My mother died after a serious illness in 1982 in Warsaw and was buried there. In memory of all, especially her grandchildren, she remained as a very warm and sensitive to the needs of others person.
In the late 50's father settled in Warsaw and Krakow, and then for more than 40 years in Kielce. In Kielce, he began working in the theater as a stage designer. He also worked for many years in the Kielce newspaper, where he contributed for the region by conducting the action "For the rescue of monuments". He traveled throughout the Kielce region, drew decaying historic buildings, wrote articles and by publicizing these issues saved many valuable objects from the devastation and ruin. In addition, father had saved for artists a Joseph Brandt’s residence in Orońsko and helped to establish the Museum of Brandt.
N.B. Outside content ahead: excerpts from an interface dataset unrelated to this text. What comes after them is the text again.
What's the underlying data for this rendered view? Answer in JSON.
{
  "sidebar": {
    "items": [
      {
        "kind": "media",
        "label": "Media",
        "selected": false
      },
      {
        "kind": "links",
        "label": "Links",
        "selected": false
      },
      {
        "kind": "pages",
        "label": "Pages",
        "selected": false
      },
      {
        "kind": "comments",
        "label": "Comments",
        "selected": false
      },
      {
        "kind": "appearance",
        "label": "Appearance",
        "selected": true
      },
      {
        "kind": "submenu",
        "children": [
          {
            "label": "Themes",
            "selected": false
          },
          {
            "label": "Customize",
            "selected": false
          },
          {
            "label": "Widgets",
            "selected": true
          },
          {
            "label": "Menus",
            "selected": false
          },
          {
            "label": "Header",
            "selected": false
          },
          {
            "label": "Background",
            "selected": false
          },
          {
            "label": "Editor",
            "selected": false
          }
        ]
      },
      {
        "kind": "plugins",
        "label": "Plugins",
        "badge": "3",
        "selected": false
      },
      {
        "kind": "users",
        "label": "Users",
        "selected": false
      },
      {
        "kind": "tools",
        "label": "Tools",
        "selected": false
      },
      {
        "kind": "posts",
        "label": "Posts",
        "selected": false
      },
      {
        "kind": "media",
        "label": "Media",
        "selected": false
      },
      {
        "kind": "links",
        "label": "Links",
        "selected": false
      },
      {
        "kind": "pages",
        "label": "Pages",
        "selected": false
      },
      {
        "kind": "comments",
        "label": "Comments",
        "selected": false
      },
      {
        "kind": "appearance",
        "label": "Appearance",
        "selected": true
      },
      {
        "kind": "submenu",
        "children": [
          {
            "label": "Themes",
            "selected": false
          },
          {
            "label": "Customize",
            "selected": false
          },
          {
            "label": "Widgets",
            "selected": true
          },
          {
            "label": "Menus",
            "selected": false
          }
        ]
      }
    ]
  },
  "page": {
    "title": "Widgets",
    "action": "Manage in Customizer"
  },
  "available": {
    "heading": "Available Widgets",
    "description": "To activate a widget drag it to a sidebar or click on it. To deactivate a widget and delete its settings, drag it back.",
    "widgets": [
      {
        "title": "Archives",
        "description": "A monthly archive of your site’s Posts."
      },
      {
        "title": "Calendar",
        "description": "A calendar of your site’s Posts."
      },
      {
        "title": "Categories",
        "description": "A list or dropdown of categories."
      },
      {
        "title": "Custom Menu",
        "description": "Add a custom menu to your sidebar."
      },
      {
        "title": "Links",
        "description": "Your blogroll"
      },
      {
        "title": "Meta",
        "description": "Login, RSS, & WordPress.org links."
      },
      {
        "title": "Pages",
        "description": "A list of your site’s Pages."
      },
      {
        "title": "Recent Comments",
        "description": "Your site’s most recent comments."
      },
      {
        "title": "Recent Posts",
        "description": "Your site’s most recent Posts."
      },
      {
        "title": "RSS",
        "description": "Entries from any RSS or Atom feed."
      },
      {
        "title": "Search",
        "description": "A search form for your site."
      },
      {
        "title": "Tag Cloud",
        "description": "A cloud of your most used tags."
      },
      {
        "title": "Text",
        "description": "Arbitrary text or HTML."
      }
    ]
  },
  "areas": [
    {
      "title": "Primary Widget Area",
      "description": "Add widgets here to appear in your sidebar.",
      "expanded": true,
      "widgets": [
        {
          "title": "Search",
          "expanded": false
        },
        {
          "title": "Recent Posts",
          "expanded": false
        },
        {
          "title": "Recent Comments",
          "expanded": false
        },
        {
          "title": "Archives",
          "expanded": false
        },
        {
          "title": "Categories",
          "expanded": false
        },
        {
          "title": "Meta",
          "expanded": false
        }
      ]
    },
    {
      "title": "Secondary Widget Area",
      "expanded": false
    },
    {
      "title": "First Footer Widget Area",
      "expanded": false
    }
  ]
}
Over time, a Centre of Polish Sculpture was created in Orońsko.
My father died in 2005, aged 95 years, and was buried in Kielce. He received a title of ‘Meritorious for Kielce land’. The funeral was with patriotic honors and the delegation of the World Association of Home Army. My father left a few paintings, some of them are in my possession, and a lot of drawings. His painting "Saved Life" took part in a number of presentations of Polish art all over the world.
Maria Wollenberg-Kluza is married. Her husband Ludwik Kluza is a mechanical engineer and holds MSc degree from Warsaw University of Technology.
Maria i Ludwik have two children: Stanisław (born 1972) i Krzysztofa (born 1974). Both sons are economists. They finished Warsaw School of Economics in Warsaw (SGH), where they also obtained Ph.D. degrees and work until now.
Stanisław - a Polish Science Foundation Fellow and Fulbright Scholar at the University of Washington in St. Louis, USA. Laureate of the Prime Minister award for the best doctoral thesis.
Krzysztof - a Polish Science Foundation Fellow and Fulbright Scholar at Columbia University in New York, USA.
Maria and Ludwik have three grandchildren: Katarzyna (born 2007), Piotr (b. 2009) and Wojciech (b. 2011).